**Instructions for the task:**
Check every line below, and copy those that include "Sample".

--*--

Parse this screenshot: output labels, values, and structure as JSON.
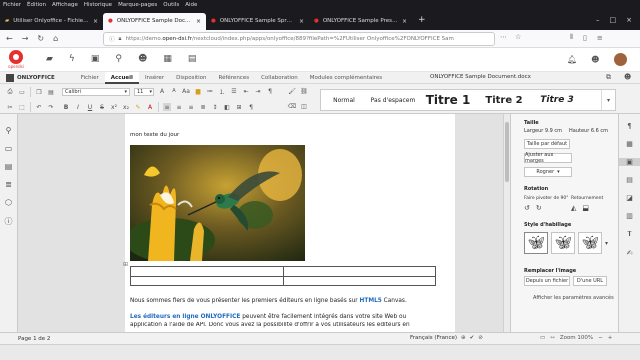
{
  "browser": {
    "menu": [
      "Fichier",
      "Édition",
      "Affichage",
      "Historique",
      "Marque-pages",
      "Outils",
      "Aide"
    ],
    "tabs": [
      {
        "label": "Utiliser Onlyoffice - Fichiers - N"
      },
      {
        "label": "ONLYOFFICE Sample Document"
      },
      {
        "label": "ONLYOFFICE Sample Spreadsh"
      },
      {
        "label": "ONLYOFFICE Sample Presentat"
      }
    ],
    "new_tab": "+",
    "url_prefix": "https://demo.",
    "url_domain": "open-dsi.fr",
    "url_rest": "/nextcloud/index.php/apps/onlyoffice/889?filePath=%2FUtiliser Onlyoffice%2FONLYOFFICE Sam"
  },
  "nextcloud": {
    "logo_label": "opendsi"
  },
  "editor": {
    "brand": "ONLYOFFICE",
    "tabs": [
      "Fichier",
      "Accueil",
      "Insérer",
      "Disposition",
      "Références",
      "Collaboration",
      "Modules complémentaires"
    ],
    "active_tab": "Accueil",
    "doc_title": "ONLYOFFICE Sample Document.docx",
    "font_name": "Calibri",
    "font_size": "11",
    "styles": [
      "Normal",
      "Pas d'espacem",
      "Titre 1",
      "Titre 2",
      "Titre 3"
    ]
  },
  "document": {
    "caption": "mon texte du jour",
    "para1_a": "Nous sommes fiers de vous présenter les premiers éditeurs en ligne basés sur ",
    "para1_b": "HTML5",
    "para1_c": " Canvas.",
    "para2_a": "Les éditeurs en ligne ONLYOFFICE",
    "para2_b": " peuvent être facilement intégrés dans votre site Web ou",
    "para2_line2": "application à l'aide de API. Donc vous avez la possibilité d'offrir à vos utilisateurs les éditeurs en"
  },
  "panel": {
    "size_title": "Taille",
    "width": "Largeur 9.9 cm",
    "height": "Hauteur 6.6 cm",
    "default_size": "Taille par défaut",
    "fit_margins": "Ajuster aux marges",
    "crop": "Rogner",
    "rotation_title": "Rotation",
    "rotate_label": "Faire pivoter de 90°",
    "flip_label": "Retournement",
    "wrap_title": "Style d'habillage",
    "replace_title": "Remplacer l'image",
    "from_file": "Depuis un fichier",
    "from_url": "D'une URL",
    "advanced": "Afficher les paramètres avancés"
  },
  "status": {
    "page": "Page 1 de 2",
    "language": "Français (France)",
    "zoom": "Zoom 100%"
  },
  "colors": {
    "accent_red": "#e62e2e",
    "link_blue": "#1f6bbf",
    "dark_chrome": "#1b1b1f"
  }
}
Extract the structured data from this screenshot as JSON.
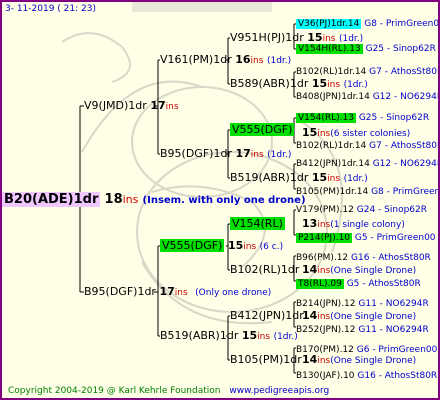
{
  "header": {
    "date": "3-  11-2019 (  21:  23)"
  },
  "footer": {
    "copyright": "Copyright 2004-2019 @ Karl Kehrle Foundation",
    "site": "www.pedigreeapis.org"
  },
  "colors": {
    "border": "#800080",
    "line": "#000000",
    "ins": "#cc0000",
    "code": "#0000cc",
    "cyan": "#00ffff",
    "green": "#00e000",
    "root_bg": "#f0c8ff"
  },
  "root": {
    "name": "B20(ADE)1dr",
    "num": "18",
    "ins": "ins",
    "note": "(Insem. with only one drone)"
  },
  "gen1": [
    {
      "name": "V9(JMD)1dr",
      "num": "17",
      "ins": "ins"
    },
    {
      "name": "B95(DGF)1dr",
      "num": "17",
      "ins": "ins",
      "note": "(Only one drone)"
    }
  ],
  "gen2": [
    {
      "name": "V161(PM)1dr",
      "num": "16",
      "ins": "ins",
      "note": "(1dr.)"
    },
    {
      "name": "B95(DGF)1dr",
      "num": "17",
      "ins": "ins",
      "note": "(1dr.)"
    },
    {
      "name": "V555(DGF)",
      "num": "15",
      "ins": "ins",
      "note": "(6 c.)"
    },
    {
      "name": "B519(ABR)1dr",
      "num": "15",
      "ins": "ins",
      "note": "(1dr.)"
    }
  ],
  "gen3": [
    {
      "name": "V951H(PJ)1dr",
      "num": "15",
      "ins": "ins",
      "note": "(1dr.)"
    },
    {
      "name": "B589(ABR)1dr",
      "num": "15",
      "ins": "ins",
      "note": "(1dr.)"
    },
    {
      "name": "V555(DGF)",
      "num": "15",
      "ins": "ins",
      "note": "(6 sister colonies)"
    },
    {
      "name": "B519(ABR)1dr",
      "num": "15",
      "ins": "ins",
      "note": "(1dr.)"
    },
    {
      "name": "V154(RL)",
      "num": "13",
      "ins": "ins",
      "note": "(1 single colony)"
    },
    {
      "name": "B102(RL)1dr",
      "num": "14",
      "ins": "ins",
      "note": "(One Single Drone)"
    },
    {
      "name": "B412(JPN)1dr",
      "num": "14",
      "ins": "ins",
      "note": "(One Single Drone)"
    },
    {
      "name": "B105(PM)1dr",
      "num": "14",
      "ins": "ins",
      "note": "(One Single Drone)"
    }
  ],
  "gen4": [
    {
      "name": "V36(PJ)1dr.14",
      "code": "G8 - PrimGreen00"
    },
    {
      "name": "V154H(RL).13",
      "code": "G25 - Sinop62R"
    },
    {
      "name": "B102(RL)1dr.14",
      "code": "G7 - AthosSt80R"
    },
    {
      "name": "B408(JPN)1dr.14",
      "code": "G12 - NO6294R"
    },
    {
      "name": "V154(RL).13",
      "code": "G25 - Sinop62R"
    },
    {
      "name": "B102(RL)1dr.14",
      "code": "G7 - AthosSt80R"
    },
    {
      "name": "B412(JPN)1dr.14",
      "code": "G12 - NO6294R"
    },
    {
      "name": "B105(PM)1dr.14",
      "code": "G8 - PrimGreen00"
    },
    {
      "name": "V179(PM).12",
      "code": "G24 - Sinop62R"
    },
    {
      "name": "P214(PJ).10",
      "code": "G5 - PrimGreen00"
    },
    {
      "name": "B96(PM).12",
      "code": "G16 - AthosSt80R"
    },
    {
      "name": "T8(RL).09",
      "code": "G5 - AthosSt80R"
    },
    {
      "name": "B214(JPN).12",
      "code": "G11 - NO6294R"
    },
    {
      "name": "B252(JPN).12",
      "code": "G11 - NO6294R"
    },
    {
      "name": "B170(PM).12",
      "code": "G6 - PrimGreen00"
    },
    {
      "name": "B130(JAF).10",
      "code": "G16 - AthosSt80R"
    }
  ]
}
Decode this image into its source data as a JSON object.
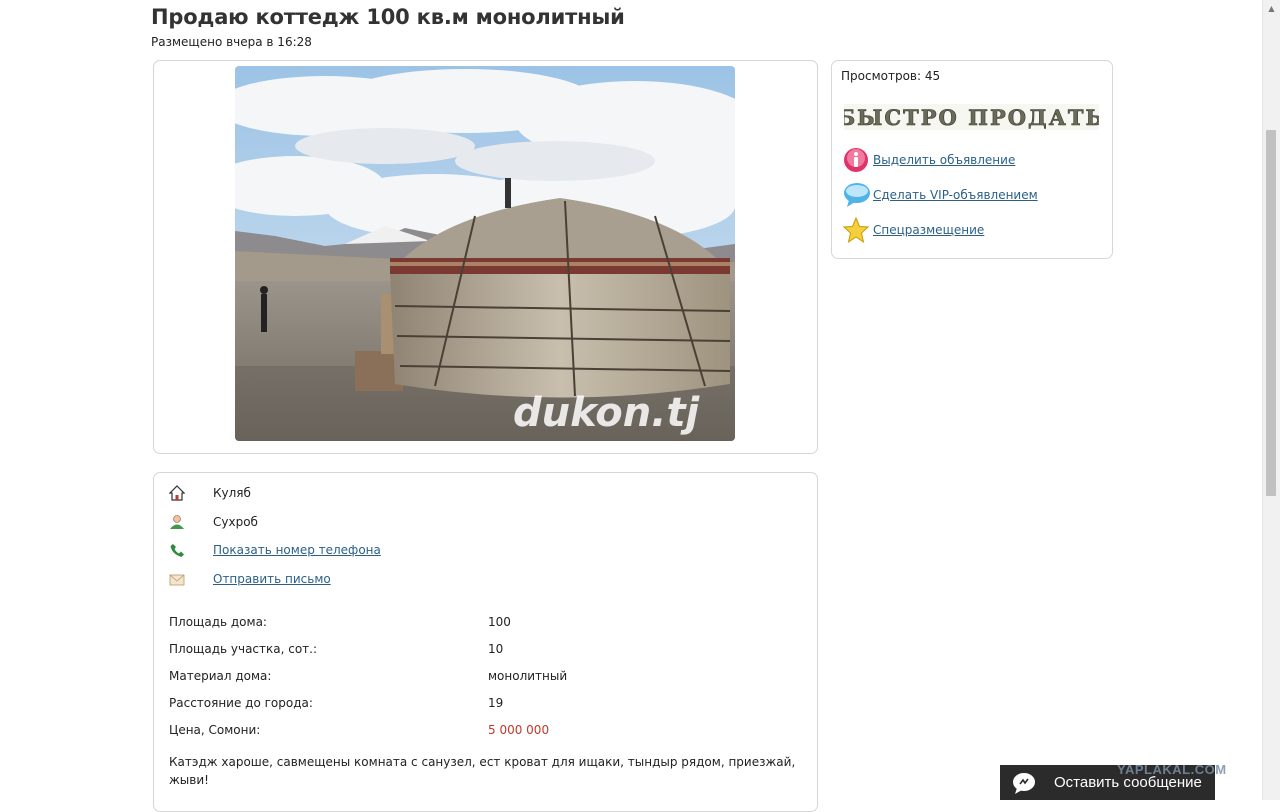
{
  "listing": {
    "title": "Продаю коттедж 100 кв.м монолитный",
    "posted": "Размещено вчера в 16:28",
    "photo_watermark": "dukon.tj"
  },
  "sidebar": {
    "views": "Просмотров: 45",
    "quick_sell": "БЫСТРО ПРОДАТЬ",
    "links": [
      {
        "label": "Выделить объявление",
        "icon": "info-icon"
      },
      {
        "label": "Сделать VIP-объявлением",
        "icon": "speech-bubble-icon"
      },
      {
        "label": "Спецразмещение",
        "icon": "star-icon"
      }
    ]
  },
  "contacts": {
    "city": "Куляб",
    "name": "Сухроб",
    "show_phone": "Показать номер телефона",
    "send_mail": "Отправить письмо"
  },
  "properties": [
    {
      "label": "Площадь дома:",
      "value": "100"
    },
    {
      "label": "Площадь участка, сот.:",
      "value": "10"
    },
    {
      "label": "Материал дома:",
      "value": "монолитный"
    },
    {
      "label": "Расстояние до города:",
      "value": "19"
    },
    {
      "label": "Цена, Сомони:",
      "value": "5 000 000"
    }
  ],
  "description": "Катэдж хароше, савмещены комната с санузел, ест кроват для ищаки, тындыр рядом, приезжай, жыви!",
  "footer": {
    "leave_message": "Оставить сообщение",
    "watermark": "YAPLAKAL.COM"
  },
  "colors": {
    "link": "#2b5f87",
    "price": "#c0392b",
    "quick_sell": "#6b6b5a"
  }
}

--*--

**Reply:**
        "label": "ONLYOFFICE Sample Document"
        "label": "ONLYOFFICE Sample Spreadsh"
        "label": "ONLYOFFICE Sample Presentat"
    "doc_title": "ONLYOFFICE Sample Document.docx",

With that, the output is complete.